It’s a busy time for the fruit and vegetable growers of this country as they try to encourage exotics and tender plants from around the world to thrive and flourish in the cold and often wet English climate.
The likes of tomatoes, courgettes, peppers and sweetcorn don’t take naturally to summers, so they need special care and attention to persuade them to provide edible crops in our short summers.
The roots of these plants need to be able to grow in moist, rich soil or compost so that they can draw on water and nutrients all the time they are growing.
Ordinary garden soil is rarely rich enough to encourage strong growth and rapid flowering and fruiting. In most cases digging in homemade kitchen compost, well-rotted animal manure or bags of soil conditioner is the best way to root happiness. Without plant foods, the leaves will soon turn pale green or even yellow and flowers will refuse to set pods or fruit.

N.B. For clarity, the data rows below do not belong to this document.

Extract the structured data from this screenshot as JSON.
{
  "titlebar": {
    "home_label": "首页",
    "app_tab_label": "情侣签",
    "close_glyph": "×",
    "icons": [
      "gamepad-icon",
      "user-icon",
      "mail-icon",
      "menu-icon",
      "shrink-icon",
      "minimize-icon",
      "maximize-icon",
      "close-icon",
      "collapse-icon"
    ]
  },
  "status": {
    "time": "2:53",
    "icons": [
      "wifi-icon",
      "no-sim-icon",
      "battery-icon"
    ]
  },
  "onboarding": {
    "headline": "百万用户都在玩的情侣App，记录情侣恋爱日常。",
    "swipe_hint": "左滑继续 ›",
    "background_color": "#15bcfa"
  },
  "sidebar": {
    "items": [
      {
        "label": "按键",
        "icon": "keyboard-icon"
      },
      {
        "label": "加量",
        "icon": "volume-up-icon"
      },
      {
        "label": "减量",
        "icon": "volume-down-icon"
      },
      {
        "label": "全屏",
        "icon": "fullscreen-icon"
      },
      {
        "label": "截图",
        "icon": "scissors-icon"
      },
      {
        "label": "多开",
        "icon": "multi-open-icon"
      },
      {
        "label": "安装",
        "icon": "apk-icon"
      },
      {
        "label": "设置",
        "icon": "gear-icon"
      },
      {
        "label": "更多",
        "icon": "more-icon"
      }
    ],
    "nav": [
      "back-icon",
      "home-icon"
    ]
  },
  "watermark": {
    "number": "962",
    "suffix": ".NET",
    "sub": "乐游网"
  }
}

If you have planted small seedlings in enriched soil, it’s a good rule of thumb to start supplementary feeding six weeks after planting.
Pick your food with care. If the plant is going to provide fruits then you need a high-potash feed. If the plant is being grown for leaves, such as lettuce, then the plants need a high nitrogen feed.